### Exercise aim
The lines you return must be all those in the data that hold the string "Single".
*** Provided data ***
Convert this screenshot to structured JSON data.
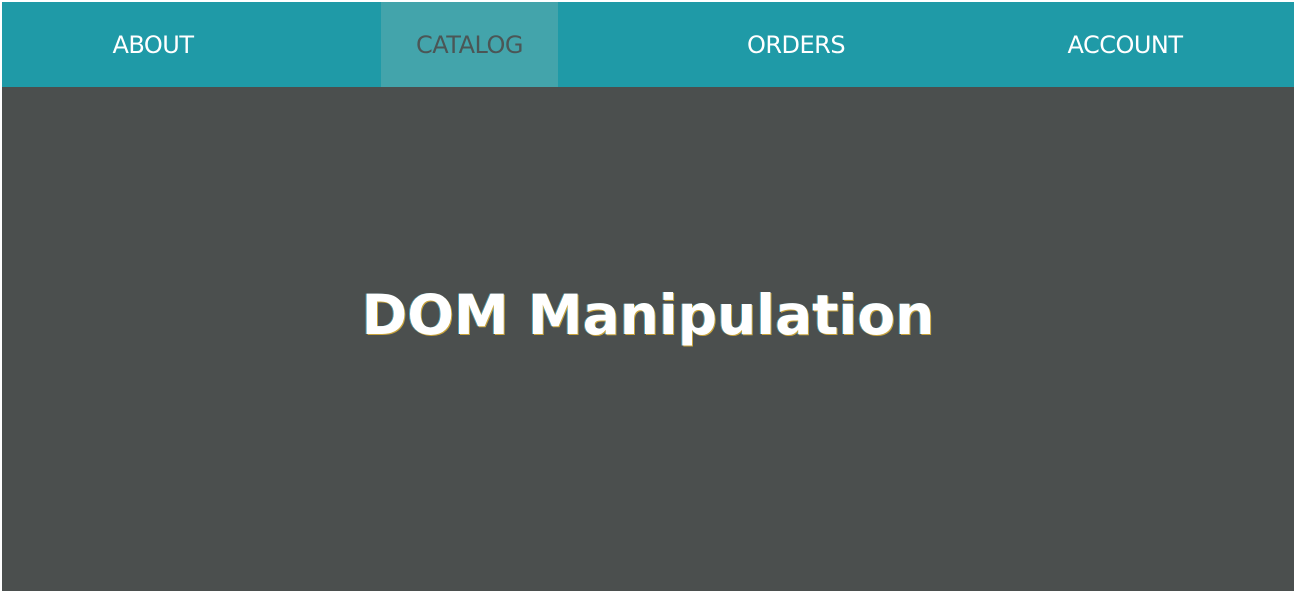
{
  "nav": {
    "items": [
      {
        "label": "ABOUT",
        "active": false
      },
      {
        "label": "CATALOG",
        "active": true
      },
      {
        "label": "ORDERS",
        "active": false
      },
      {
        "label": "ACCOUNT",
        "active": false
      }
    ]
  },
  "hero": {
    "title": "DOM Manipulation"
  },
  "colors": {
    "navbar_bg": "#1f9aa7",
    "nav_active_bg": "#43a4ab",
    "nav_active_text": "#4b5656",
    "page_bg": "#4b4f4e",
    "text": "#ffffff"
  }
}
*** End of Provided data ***
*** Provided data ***
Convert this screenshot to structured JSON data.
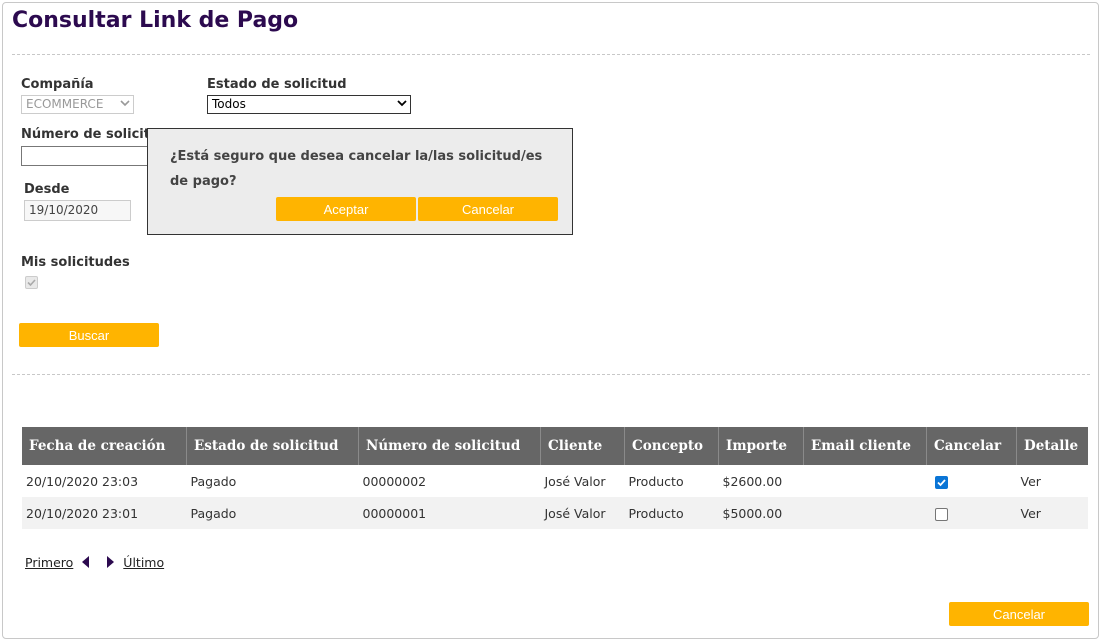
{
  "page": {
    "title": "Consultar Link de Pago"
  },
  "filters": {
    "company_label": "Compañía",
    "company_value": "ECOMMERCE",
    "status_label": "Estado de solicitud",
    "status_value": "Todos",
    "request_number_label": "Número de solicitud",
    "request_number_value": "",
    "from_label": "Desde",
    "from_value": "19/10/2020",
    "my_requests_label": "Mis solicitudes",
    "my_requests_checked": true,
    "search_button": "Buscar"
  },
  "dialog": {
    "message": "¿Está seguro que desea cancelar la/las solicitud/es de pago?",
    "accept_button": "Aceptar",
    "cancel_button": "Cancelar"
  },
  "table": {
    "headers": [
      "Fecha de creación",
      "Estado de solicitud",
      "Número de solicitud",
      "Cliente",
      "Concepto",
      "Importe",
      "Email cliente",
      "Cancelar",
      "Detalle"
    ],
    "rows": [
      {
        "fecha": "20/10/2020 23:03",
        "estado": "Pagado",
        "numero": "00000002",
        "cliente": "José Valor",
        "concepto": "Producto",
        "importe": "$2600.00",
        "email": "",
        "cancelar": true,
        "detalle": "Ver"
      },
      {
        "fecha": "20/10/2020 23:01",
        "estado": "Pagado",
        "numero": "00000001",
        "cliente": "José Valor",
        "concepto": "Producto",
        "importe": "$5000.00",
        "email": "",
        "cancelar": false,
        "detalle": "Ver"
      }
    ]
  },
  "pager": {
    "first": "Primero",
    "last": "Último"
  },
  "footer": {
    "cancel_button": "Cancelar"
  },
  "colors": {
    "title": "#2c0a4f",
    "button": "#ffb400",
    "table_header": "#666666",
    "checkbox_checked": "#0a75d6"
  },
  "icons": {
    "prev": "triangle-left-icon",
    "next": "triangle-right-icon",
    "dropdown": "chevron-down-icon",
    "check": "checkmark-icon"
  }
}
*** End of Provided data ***
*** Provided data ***
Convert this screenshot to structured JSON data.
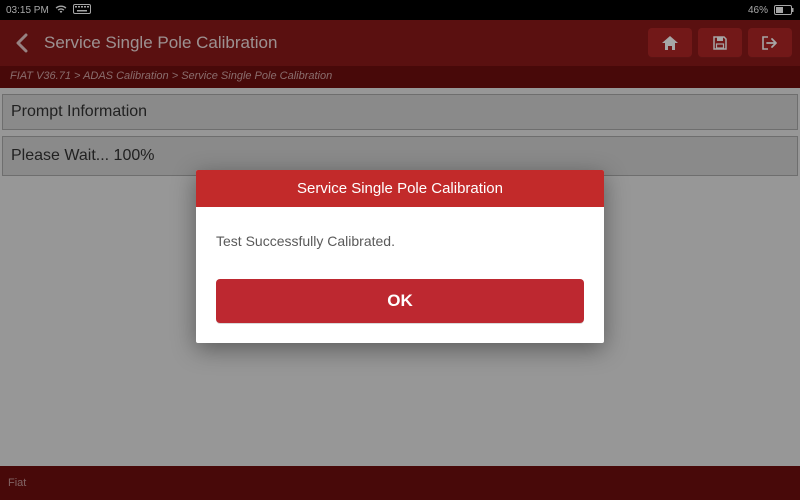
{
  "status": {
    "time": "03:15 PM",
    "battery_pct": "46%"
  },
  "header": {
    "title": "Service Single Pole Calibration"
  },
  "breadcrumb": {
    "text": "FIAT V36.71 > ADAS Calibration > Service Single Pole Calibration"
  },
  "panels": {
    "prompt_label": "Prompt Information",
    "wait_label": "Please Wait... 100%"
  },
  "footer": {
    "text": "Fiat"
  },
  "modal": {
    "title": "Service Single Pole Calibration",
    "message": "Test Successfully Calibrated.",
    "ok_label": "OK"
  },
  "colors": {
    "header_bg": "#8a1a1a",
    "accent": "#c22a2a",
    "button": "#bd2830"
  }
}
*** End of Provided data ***
### Output of the exercise
    "title": "Service Single Pole Calibration"
    "text": "FIAT V36.71 > ADAS Calibration > Service Single Pole Calibration"
    "title": "Service Single Pole Calibration",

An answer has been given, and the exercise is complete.